Captain Archuleta's inspiring vision of leadership being taught through example and mentoring is beautiful. The only problem is that there is no proof that the academies inculcate or even encourage leadership better than just spending four years going to college with ROTC, doing a summer of OCS, or coming up through the ranks—as even Mr. Moreno, a trustee of the USNA alumni association, acknowledges. Most people find their leadership models elsewhere, or figure things out themselves. Many students tell me the academy "shows them what not to do" as leaders.

Of course I agree with Mr. Moreno that we should be asking the Navy and the Army what they think of service-academy officers versus those who emerge from other officer-production pipelines. (We citizens had better hope service-academy officers are not better, as they are such a small minority.) There are few studies, and those that exist show no real difference between groups. We need more evidence.

Mr. Moreno seems to be asserting that academy officers deal better with sleep deprivation than those coming from OCS and ROTC. Evidence? Is there any proof that coping with sleep deprivation can be taught? We need more than a handful of proud graduates telling us how good they are to justify institutions that cost so much , and most troublingly, inculcate their graduates with such an unjustified sense of superiority. If the taxpayers knew what these kids are being told about how much better they are than the people paying for their education, they'd demand the places be closed overnight.
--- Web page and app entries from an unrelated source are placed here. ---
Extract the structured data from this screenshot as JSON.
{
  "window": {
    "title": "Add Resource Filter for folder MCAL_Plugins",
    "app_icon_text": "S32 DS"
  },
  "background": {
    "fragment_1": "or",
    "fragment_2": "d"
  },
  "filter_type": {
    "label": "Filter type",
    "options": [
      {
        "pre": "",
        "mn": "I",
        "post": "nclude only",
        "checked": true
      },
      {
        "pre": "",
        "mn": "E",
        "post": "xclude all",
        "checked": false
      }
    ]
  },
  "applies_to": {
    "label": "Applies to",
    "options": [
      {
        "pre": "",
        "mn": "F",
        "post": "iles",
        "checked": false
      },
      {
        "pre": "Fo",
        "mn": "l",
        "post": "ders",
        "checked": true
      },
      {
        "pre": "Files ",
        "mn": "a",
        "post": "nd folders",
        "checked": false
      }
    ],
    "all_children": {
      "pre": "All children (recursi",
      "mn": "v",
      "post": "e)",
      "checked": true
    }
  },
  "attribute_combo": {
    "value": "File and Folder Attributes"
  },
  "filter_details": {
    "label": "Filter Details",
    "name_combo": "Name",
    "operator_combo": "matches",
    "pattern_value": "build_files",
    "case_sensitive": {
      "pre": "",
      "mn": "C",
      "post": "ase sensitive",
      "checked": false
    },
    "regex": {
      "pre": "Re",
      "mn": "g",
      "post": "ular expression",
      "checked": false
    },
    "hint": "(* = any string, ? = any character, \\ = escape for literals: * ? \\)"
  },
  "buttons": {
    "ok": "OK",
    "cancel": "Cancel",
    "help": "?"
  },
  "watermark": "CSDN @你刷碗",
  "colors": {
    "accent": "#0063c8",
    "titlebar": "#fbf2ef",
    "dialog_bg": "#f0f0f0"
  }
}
A small number of successes from the prep schools, such as Captain Archuleta suggests he is, do not change the fact that the students they admit were deemed not qualified by the academies' own standards. They graduate from the academies at a lower percentage than the rest of the class and are largely (repeat: largely) clustered at the bottom of the class. The benefit is that we get Division I athletics and a slightly higher percentage of nonwhite academy-graduate officers. But in order to get these, we turn away better qualified white applicants whom the board believed to have greater officer potential, and alienate many students disgusted by special treatment of athletes and racial minorities. We need an open discussion of the cost/benefit analysis, not merely the testimonials of individuals who benefited from taxpayer-financed largess or yet another dose of hype.

Thus I am in total agreement with the West Point graduates who wrote that the service academies must continually make their case to the taxpayers and citizens they are meant to defend. This is precisely what the academies fail to do; instead they seem insulted that our vast cash flows even need to be justified. This sense of lèse-majesté comes out quite clearly in this group of academy graduates—all of whom went to school on the taxpayer's dime and were guaranteed employment for at least five years—who characterize my demand that the academies live up to their goals as an attack. But let's say the academies and some of their products lose the disdain they currently show toward questioners and engage in real debate. The results are not a slam-dunk for the academies.

In the old days, it was certainly true that academy graduates predominated at higher ranks. But was that due to merit or to the insider culture of hooking up your buddies, which continues to bedevil the academies? As a report from the Navy's Tench Francis School of Business notes, "it is not clear whether this [advantage] is due to the quality of the service academy programs or other factors that have tended to favor academy graduates." Either way, this is now a dissipated advantage, as the few reports available show.

If we want a military that serves its civilian masters rather than the reverse, it's at least arguable that our officers should be educated in civilian schools and then trained for a time at the academies. Otherwise we will only widen the civilian-military divide that now threatens to cause serious problems in our society, with an increasingly defensive military demanding deference, as these writers do, from the people it serves.

Bruce Fleming